The grandson of Everest climber George Mallory has ended speculation over who was first to reach the summit of the world's tallest mountain by affirming Sir Edmund Hillary's ascent.
Melbourne-based George Mallory II told the Herald on Sunday, "As far as I'm concerned, he [Hillary] made the first ascent of Everest, in the Hunt team."
Mallory disappeared high on the north-east ridge of Mt Everest in June 1924, and was last sighted a few hundred metres from the summit.
Speculation has endured ever since that he successfully completed the ascent.
In the mid-1980s, Sir Ed said proof of Mallory having made the ascent first would have "downgraded" his and Norgay's achievement of being the first to have made the ascent and returned.
He asked, "If you climb a mountain for the first time and die on the descent, is it really a complete first ascent of the mountain?
"I'm rather inclined to think, personally, that maybe it's quite important, the getting down."
George Mallory II, who climbed Everest in 1995, said he agreed with Sir Ed's assessment.
"I agree with Hillary. You have to get down from the top. You do have to get down the mountain."
Double-amputee Everest climber Mark Inglis said Sir Ed would remain a presence in the lives of all New Zealanders.

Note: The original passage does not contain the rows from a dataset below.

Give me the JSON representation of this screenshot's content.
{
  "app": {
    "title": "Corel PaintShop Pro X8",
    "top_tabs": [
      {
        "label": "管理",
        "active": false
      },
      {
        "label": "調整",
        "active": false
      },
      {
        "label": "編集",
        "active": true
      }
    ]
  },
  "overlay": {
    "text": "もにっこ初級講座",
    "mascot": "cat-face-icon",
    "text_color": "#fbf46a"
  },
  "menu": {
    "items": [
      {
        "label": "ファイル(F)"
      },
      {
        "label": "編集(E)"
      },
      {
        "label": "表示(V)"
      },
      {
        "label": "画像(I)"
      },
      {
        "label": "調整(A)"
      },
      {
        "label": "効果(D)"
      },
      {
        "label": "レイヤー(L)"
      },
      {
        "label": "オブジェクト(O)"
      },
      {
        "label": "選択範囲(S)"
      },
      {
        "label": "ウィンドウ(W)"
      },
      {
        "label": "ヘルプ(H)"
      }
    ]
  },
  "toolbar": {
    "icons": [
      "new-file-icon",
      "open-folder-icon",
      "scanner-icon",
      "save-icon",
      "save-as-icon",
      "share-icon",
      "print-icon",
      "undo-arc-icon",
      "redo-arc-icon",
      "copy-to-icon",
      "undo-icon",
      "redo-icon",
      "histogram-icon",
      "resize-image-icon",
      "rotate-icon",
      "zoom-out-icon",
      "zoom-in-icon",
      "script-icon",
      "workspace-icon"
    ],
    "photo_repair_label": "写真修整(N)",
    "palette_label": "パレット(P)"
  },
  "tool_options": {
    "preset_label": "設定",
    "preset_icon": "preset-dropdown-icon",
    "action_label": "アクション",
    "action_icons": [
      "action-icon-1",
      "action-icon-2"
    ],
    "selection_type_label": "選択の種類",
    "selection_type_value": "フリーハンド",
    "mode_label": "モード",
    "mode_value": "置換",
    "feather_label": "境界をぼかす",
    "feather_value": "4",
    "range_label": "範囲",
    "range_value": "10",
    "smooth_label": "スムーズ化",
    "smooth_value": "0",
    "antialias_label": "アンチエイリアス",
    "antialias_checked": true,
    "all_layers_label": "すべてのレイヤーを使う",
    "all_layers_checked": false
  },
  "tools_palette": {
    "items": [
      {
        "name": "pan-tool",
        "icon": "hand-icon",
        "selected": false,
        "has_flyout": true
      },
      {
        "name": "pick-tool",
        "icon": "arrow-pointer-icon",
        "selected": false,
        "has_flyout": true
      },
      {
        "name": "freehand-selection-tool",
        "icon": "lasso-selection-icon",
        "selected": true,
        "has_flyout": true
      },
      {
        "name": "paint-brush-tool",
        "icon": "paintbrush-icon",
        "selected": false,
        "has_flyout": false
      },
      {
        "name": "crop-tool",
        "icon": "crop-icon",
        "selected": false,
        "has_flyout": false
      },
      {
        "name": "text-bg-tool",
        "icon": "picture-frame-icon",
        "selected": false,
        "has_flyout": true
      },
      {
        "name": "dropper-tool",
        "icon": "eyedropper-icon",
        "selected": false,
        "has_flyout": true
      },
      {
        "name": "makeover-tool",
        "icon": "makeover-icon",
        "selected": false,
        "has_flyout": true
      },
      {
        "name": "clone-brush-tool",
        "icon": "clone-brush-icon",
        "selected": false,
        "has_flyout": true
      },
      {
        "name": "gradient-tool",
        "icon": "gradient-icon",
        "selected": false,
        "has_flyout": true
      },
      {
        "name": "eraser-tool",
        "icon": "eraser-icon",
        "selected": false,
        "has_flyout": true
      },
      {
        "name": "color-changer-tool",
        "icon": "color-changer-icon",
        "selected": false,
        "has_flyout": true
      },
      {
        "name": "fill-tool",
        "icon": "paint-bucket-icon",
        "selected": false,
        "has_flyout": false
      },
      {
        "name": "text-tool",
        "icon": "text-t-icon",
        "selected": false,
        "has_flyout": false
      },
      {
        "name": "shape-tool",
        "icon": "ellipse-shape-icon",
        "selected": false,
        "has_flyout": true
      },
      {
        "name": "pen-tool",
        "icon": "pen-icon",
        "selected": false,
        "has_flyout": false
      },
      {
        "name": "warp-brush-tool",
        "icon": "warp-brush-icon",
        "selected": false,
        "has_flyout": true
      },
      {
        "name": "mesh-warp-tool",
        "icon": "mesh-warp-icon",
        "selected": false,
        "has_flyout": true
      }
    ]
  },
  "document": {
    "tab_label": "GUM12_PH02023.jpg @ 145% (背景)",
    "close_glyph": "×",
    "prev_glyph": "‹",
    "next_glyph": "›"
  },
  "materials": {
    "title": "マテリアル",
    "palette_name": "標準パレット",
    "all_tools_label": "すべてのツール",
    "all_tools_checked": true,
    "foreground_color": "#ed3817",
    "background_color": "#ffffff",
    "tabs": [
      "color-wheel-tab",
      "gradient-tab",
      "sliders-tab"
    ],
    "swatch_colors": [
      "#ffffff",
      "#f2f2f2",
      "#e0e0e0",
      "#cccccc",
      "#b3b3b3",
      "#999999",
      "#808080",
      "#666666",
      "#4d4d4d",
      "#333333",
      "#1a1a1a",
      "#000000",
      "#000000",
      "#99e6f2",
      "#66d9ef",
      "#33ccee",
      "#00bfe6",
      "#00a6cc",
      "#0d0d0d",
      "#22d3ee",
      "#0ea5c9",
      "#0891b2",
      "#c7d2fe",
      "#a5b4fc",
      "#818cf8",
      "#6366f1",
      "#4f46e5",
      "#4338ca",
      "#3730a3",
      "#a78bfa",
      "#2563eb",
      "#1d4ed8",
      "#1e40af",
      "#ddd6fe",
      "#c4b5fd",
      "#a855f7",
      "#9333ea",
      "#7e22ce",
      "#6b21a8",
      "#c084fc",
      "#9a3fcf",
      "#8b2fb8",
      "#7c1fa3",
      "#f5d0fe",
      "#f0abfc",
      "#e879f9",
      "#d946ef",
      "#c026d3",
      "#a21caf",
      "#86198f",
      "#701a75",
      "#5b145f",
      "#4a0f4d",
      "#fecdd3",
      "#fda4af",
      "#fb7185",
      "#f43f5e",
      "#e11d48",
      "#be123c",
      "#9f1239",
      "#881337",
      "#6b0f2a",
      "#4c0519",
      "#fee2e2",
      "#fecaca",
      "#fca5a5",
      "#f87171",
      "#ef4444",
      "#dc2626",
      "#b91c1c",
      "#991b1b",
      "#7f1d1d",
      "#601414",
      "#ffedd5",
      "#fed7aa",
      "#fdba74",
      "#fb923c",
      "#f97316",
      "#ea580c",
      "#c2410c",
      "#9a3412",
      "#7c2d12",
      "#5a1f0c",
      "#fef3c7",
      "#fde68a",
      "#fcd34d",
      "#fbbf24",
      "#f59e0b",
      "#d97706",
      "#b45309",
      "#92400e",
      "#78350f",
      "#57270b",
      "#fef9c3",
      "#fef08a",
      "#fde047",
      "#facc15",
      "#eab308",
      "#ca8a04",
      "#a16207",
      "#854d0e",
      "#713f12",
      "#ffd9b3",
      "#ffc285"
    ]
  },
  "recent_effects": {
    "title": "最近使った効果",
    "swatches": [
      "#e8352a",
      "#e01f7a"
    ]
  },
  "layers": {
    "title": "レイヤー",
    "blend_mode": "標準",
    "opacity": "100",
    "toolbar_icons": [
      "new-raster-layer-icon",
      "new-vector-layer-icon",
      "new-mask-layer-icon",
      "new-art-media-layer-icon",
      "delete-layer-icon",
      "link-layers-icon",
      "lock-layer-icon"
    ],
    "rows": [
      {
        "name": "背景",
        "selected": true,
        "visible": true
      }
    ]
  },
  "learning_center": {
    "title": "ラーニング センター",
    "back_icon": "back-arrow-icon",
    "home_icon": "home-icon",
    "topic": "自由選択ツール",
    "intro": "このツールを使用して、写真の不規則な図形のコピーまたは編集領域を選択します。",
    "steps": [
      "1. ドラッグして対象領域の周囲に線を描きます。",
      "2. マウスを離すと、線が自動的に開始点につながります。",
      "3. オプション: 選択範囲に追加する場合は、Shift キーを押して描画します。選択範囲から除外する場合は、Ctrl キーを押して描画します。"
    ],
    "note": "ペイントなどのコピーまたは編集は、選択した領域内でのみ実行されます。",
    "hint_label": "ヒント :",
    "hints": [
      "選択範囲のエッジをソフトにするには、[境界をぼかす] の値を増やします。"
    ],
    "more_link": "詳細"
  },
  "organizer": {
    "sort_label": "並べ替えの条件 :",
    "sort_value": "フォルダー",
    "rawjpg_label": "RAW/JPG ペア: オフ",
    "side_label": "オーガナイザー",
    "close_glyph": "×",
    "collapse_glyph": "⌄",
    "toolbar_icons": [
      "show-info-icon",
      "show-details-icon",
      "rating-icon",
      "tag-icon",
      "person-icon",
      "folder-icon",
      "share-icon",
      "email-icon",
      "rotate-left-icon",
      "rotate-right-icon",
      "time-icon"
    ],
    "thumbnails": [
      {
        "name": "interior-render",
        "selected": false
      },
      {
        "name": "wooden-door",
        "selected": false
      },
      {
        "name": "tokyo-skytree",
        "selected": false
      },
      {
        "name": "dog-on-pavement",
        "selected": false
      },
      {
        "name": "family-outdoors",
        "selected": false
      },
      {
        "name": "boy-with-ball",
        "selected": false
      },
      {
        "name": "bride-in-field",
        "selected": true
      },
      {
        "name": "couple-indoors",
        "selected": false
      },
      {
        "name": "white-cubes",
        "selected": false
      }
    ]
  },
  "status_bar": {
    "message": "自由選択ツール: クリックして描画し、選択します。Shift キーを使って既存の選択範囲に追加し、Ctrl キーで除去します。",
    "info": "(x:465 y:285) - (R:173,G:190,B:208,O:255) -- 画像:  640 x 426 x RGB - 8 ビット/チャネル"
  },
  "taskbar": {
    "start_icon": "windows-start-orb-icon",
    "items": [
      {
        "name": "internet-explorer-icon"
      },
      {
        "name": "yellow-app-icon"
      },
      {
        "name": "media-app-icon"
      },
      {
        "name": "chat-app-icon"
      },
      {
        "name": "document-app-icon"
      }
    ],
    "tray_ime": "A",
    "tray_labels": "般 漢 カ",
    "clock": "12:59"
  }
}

In 2006, Sir Ed criticised mountaineers who climbed Everest on the same day as Inglis, for reportedly passing a dying climber near the summit without trying to rescue him. Inglis said the controversy had not soured his relationship with Sir Ed.